- What this task involves -
Take every line from the data that has the word "image" in it.

Top of Source data

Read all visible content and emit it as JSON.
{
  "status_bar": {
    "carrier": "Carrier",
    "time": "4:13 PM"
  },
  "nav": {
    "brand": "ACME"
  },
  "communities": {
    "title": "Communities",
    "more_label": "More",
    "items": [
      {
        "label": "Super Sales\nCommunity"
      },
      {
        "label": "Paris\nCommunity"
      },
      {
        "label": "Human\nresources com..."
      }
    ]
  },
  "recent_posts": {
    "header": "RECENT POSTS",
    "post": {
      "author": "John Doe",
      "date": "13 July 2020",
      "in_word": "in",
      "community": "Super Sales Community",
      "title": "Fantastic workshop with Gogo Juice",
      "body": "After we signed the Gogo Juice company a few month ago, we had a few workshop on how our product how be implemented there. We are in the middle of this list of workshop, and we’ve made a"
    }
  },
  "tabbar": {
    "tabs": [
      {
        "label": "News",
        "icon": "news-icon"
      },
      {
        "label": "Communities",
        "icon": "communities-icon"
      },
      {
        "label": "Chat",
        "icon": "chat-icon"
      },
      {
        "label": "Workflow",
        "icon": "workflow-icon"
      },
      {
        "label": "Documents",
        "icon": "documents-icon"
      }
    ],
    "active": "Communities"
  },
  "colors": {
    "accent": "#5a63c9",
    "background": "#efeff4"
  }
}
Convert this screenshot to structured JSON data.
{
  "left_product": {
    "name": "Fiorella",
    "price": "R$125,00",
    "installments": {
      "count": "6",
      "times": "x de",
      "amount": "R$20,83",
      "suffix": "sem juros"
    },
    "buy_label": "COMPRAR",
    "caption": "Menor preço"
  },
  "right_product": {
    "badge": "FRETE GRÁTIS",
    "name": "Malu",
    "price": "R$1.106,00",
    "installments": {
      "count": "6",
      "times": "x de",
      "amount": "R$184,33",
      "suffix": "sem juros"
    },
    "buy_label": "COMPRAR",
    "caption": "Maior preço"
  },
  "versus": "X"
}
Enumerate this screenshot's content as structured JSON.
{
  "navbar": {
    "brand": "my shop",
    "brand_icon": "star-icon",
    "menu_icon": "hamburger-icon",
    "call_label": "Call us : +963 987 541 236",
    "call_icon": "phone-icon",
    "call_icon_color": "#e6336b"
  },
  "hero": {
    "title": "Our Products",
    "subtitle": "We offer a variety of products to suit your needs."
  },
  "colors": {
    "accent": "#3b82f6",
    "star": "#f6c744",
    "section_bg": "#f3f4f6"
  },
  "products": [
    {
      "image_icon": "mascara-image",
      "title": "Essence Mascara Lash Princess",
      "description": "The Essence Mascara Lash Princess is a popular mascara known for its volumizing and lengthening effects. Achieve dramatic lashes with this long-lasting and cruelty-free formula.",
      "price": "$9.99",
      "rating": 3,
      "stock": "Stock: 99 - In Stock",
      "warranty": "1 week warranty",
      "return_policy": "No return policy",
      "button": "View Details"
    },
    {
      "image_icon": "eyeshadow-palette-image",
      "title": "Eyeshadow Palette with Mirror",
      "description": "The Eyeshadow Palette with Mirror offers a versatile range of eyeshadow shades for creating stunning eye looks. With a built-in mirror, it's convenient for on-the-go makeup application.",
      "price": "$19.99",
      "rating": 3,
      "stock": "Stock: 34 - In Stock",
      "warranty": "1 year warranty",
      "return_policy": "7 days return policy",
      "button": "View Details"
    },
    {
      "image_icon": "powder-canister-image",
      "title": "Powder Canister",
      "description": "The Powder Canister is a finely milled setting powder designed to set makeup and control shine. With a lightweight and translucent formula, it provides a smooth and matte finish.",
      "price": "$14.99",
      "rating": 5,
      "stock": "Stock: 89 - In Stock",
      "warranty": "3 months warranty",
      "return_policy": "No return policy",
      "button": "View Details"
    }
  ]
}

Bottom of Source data

- Answer to the exercise -
      "image_icon": "mascara-image",
      "image_icon": "eyeshadow-palette-image",
      "image_icon": "powder-canister-image",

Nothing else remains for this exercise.